### Your goal
Write out the whole listing exactly; no images belong in it.

### Records for this exercise
-- -- --

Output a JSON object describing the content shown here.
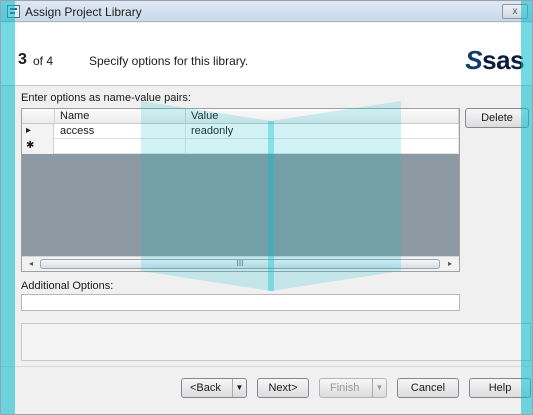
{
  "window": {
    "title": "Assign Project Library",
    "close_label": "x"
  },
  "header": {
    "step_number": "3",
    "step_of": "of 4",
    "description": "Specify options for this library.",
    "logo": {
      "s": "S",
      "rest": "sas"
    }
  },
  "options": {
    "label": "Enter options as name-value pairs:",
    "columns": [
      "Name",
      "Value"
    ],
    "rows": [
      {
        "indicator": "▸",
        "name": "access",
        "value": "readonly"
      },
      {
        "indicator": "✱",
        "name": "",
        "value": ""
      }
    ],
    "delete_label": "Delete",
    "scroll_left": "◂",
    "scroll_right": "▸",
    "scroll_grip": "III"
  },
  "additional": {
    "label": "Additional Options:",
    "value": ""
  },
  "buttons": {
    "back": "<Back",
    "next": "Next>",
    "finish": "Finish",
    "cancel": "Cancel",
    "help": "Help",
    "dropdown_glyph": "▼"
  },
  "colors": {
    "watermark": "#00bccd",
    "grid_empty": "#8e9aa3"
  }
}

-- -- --

### Response for this exercise
Output a JSON object describing the content shown here.
{
  "window": {
    "title": "Assign Project Library",
    "close_label": "x"
  },
  "header": {
    "step_number": "3",
    "step_of": "of 4",
    "description": "Specify options for this library.",
    "logo": {
      "s": "S",
      "rest": "sas"
    }
  },
  "options": {
    "label": "Enter options as name-value pairs:",
    "columns": [
      "Name",
      "Value"
    ],
    "rows": [
      {
        "indicator": "▸",
        "name": "access",
        "value": "readonly"
      },
      {
        "indicator": "✱",
        "name": "",
        "value": ""
      }
    ],
    "delete_label": "Delete",
    "scroll_left": "◂",
    "scroll_right": "▸",
    "scroll_grip": "III"
  },
  "additional": {
    "label": "Additional Options:",
    "value": ""
  },
  "buttons": {
    "back": "<Back",
    "next": "Next>",
    "finish": "Finish",
    "cancel": "Cancel",
    "help": "Help",
    "dropdown_glyph": "▼"
  },
  "colors": {
    "watermark": "#00bccd",
    "grid_empty": "#8e9aa3"
  }
}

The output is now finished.